Copyright information

© Springer-Verlag GmbH Germany 2017

Authors and Affiliations

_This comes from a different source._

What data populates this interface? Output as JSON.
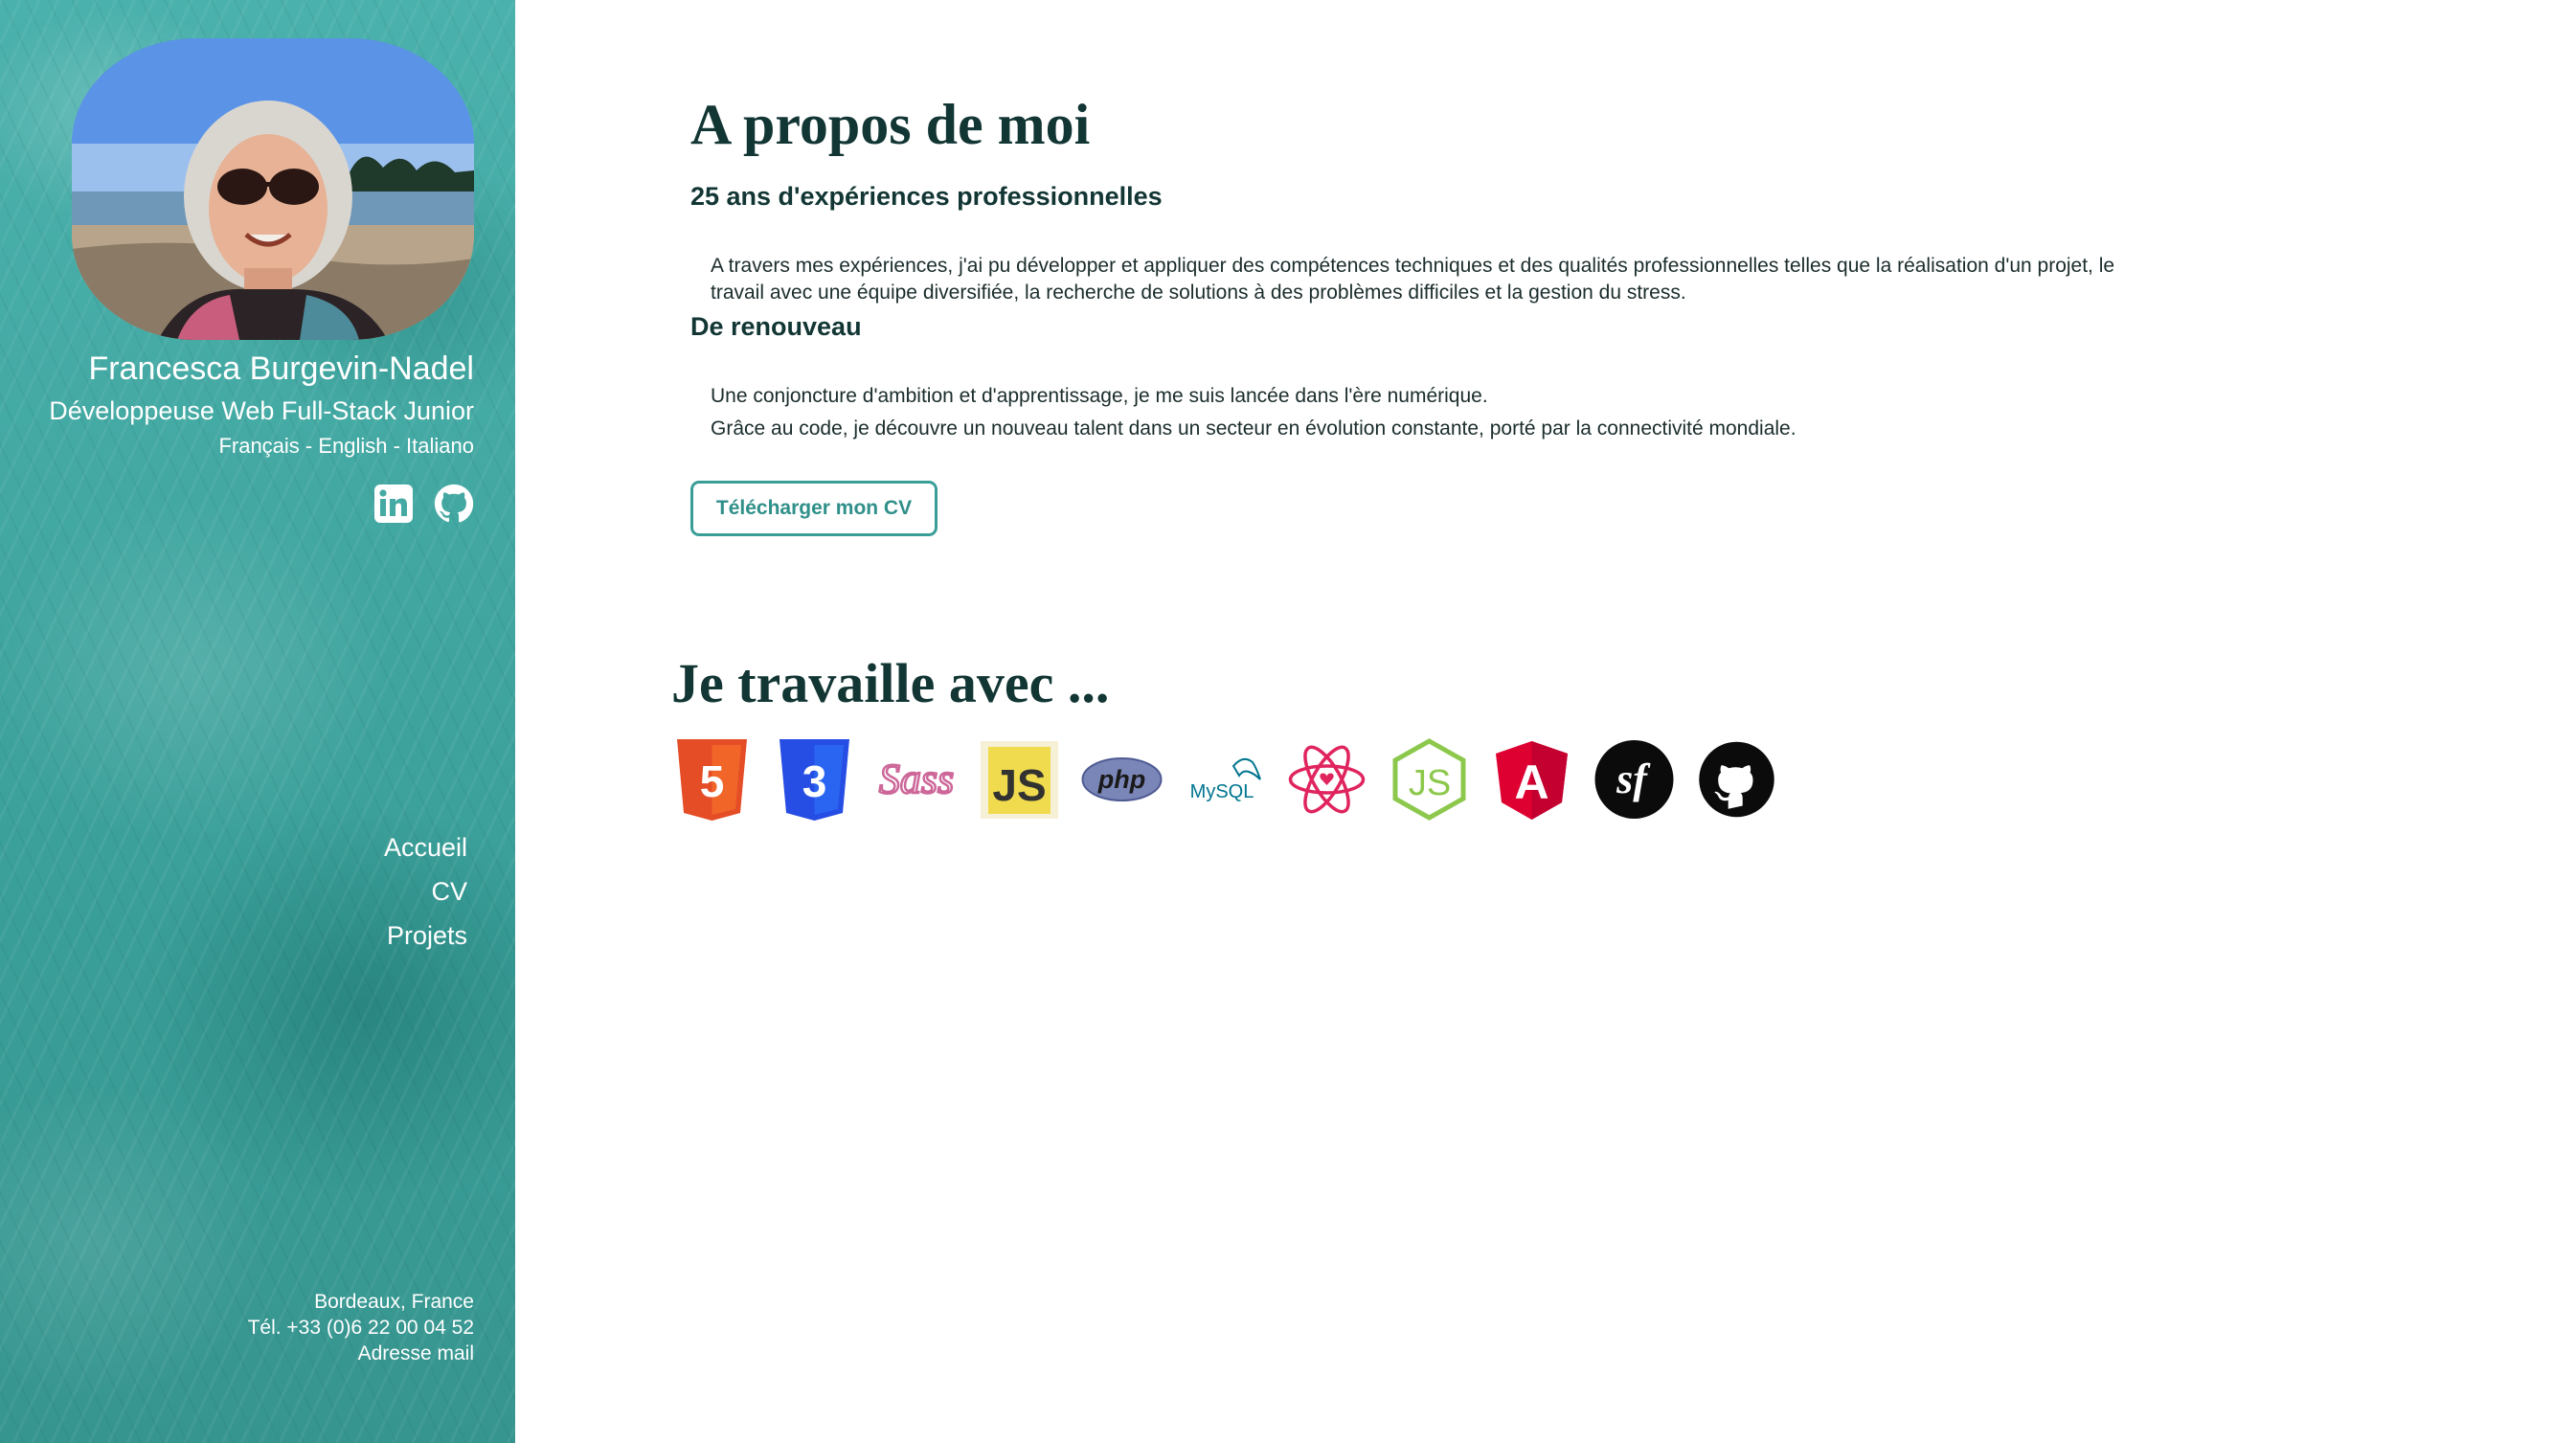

  • Nico Reinsch
    • 1
    • 2
  • Marina Arendt
    • 3
  • Marie Henrike Geisel
    • 3
  • Christina Schulze
    • 4
  • Volker Holzendorf
    • 5
  • Anna Warnke
    • 4
  • Till Neumann
    • 6
  • Norbert H. Brockmeyer
    • 7
  • Dirk Schadendorf
    • 4
  • Lewin Eisele
    • 3
  • Raimund Erbel
    • 3
  • Susanne Moebus
    • 3
  • Karl-Heinz Jöckel
    • 3
  • Stefan Esser
    • 4
  • On behalf of HIV HEART Study Group and the Heinz Nixdorf Recall Investigative Group
  1. 1.Department of Internal Medicine I and Cardiology, Division of ElectrophysiologyAlfried Krupp von Bohlen and Halbach HospitalEssenGermany
  2. 2.Department of CardiologyWitten/Herdecke UniversityWittenGermany
  3. 3.Institute for Medical Informatics, Biometry and Epidemiology (IMIBE)University Hospital EssenEssenGermany
  4. 4.Clinic of Dermatology, Department of VenerologyUniversity Hospital EssenEssenGermany
  5. 5.Clinical Trial Centre Leipzig-Coordination Centre for Clinical Trials (ZKS Leipzig-KKS)University LeipzigLeipzigGermany
  6. 6.Out-Patient-Clinic StaubachBochumGermany
  7. 7.Clinic of Dermatology, Venerology and AllergologyRuhr University BochumBochumGermany

Personalised recommendations